David Callahan

President Obama has spent a lot of time in Asia talking about the Trans-Pacific Partnership, the big trade deal that negotiators have been working on for a few years. But all that energy is probably for naught, at least for the time being, since the TPP isn't going anywhere in Congress anytime soon. I could say more about the TPP, but I'll spare you, since most people don't share my fascination with global trade. 

Instead, let me make a bigger point: Which is that trade issues just don't matter as much as they used to, at least when it comes to inequality, which is the filter through which many progressives think about trade.
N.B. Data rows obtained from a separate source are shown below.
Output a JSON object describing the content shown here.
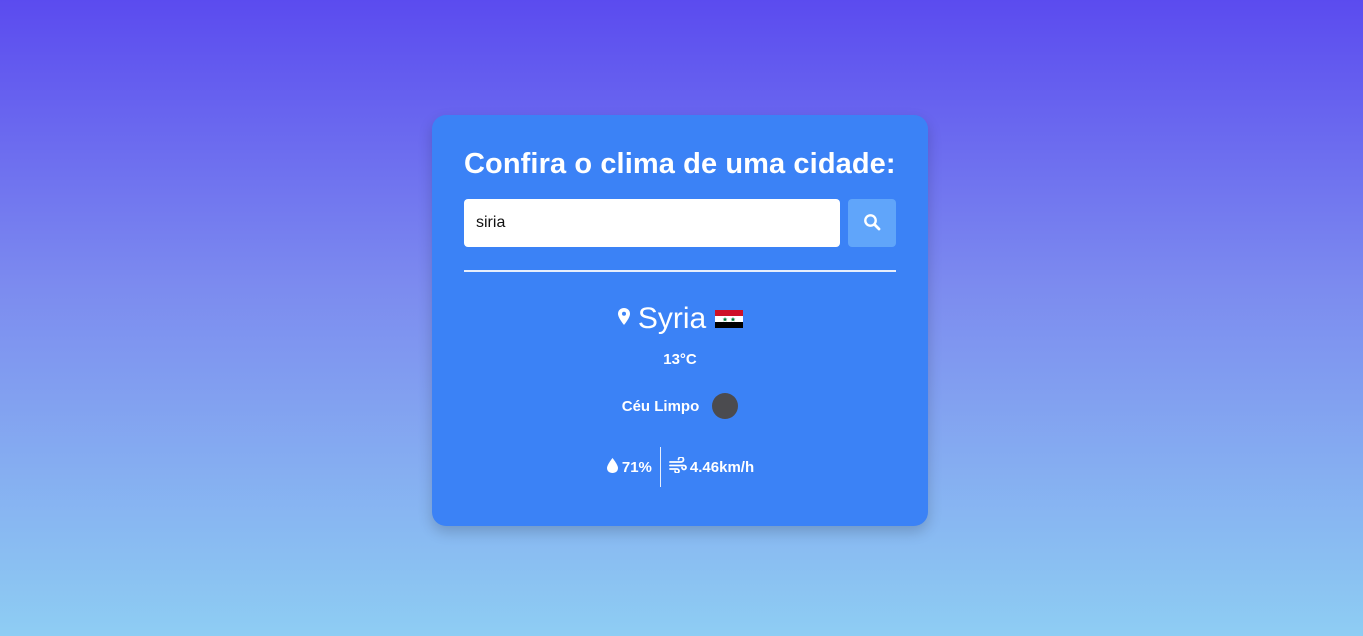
{
  "card": {
    "title": "Confira o clima de uma cidade:",
    "search": {
      "value": "siria",
      "placeholder": "",
      "button_icon": "search-icon"
    },
    "city": {
      "icon": "location-pin-icon",
      "name": "Syria",
      "flag": "syria-flag-icon"
    },
    "temperature": "13°C",
    "description": "Céu Limpo",
    "weather_icon": "clear-sky-icon",
    "humidity": {
      "icon": "water-drop-icon",
      "value": "71%"
    },
    "wind": {
      "icon": "wind-icon",
      "value": "4.46km/h"
    }
  },
  "colors": {
    "background_top": "#5b4bef",
    "background_bottom": "#8ecdf3",
    "card": "#3b82f6",
    "search_button": "#60a5fa",
    "flag": [
      "#ce1126",
      "#ffffff",
      "#000000"
    ],
    "flag_stars": "#007a3d"
  }
}
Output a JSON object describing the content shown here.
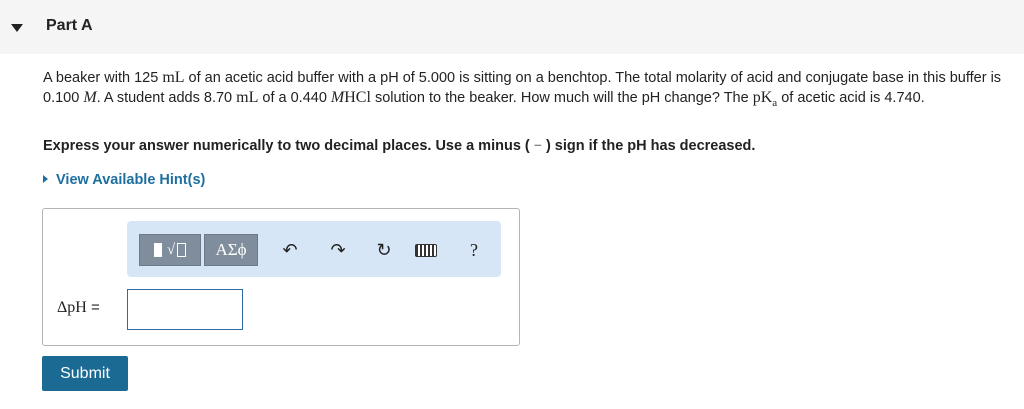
{
  "part": {
    "title": "Part A"
  },
  "question": {
    "s1": "A beaker with 125 ",
    "unit_ml": "mL",
    "s2": " of an acetic acid buffer with a pH of 5.000 is sitting on a benchtop. The total molarity of acid and conjugate base in this buffer is 0.100 ",
    "unit_M": "M",
    "s3": ". A student adds 8.70 ",
    "unit_ml2": "mL",
    "s4": " of a 0.440 ",
    "unit_M2": "M",
    "chem_HCl": "HCl",
    "s5": " solution to the beaker. How much will the pH change? The ",
    "pKa_p": "pK",
    "pKa_sub": "a",
    "s6": " of acetic acid is 4.740."
  },
  "instruction": {
    "before": "Express your answer numerically to two decimal places. Use a minus (",
    "minus": "−",
    "after": ") sign if the pH has decreased."
  },
  "hints": {
    "label": "View Available Hint(s)"
  },
  "toolbar": {
    "greek_label": "ΑΣϕ",
    "root_symbol": "√",
    "undo_glyph": "↶",
    "redo_glyph": "↷",
    "reset_glyph": "↻",
    "help_label": "?"
  },
  "answer": {
    "label_math": "ΔpH",
    "label_eq": " =",
    "value": "",
    "placeholder": ""
  },
  "submit": {
    "label": "Submit"
  },
  "colors": {
    "accent": "#1a6a93",
    "link": "#1e6f9f",
    "toolbar_bg": "#d7e6f6",
    "button_gray": "#7f8d9c"
  }
}
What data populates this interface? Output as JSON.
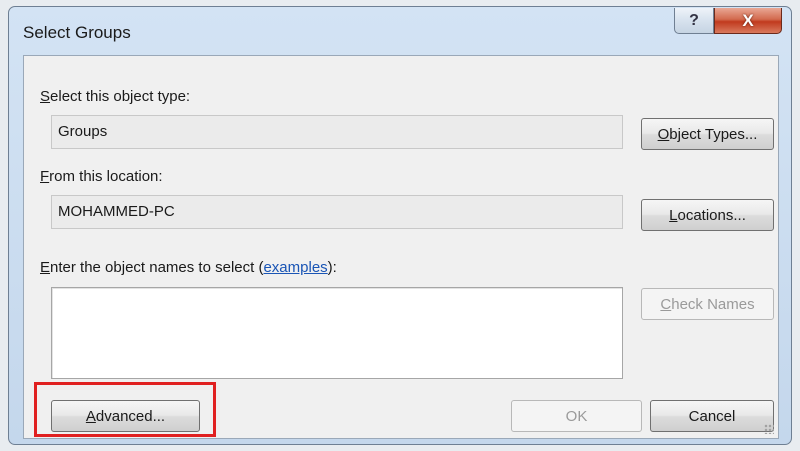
{
  "dialog": {
    "title": "Select Groups",
    "help_glyph": "?",
    "close_glyph": "X"
  },
  "object_type": {
    "label_key": "S",
    "label_rest": "elect this object type:",
    "value": "Groups",
    "button_key": "O",
    "button_rest": "bject Types..."
  },
  "location": {
    "label_key": "F",
    "label_rest": "rom this location:",
    "value": "MOHAMMED-PC",
    "button_key": "L",
    "button_rest": "ocations..."
  },
  "names": {
    "label_key": "E",
    "label_rest": "nter the object names to select (",
    "link_text": "examples",
    "label_tail": "):",
    "value": "",
    "check_key": "C",
    "check_rest": "heck Names"
  },
  "footer": {
    "advanced_key": "A",
    "advanced_rest": "dvanced...",
    "ok_label": "OK",
    "cancel_label": "Cancel"
  },
  "colors": {
    "highlight": "#e02020",
    "link": "#1a55b5"
  }
}
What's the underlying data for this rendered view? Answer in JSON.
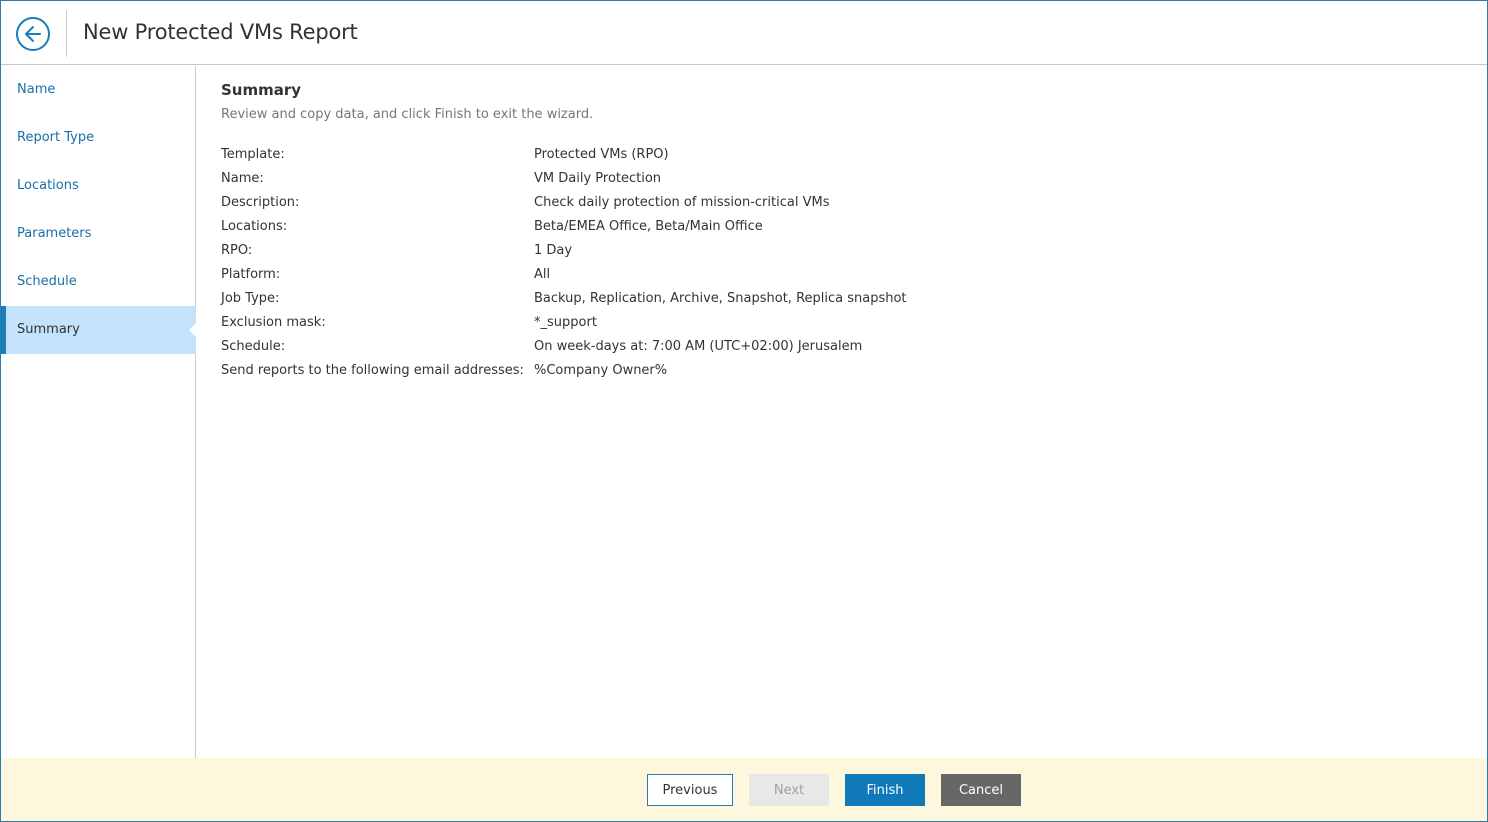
{
  "header": {
    "title": "New Protected VMs Report",
    "back_icon": "arrow-left-icon"
  },
  "sidebar": {
    "steps": [
      {
        "label": "Name"
      },
      {
        "label": "Report Type"
      },
      {
        "label": "Locations"
      },
      {
        "label": "Parameters"
      },
      {
        "label": "Schedule"
      },
      {
        "label": "Summary",
        "active": true
      }
    ]
  },
  "main": {
    "title": "Summary",
    "subtitle": "Review and copy data, and click Finish to exit the wizard.",
    "rows": [
      {
        "key": "Template:",
        "value": "Protected VMs (RPO)"
      },
      {
        "key": "Name:",
        "value": "VM Daily Protection"
      },
      {
        "key": "Description:",
        "value": "Check daily protection of mission-critical VMs"
      },
      {
        "key": "Locations:",
        "value": "Beta/EMEA Office, Beta/Main Office"
      },
      {
        "key": "RPO:",
        "value": "1 Day"
      },
      {
        "key": "Platform:",
        "value": "All"
      },
      {
        "key": "Job Type:",
        "value": "Backup, Replication, Archive, Snapshot, Replica snapshot"
      },
      {
        "key": "Exclusion mask:",
        "value": "*_support"
      },
      {
        "key": "Schedule:",
        "value": "On week-days at: 7:00 AM (UTC+02:00) Jerusalem"
      },
      {
        "key": "Send reports to the following email addresses:",
        "value": "%Company Owner%"
      }
    ]
  },
  "footer": {
    "previous_label": "Previous",
    "next_label": "Next",
    "finish_label": "Finish",
    "cancel_label": "Cancel"
  },
  "colors": {
    "accent": "#0f79b9",
    "active_step_bg": "#c4e3fa",
    "footer_bg": "#fdf8dd",
    "cancel_bg": "#676767"
  }
}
To be sure, trade still matters plenty when it comes to the overall question of prosperity, since getting U.S. exports into foreign markets is important for spurring growth. And the details of trade arrangements also matter in terms of whether these deals help raise environmental and labor standards in developing countries -- which can have big long-term implications for both those countries and for us, since we have a huge interest in helping grow a global middle class and create modern environmental regulations worldwide. 
But trade has become less decisive in determining the fate of America's working class, and for an obvious reason: This group of workers has already suffered devastating losses from globalization to the point that, really, it's hard for things to get things much worse. While some 12 million Americans still work in manufacturing jobs, many are now doing jobs that it doesn't make sense to ship overseas -- either because the jobs are too sophisticated or the wages aren't very high or there are reasons to keep production state-side. 
Yes, plenty more white-collar jobs still can and will be outsourced abroad, but it's not clear that trade rules much affect these job losses one way or another. 
These days, much job growth in the U.S. is in industries where work can't be moved abroad: retail, restaurants, hospitality, healthcare, and various services. Just look any given month at the BLS jobs data, and you'll find that up to half of new jobs may be in retail and restaurants alone. 
Wages in these jobs have definitely been pushed down in recent decades by globalization -- since when the local factory closes, more people try to get jobs at Walmart. But looking forward, the key to raising these wages lies not in better trade rules. It lies in pressuring employers to change their ways. Which is why the union activism of recent years has been such a big deal.
We're in a different debate about class, work, and inequality than when trade pacts like NAFTA and WTO drew a lot of heat and the fight was still on to save the U.S. manufacturing base. Now, it's less about holding on to something that once was, and more about dealing with the low-wage economy before us and creating something new.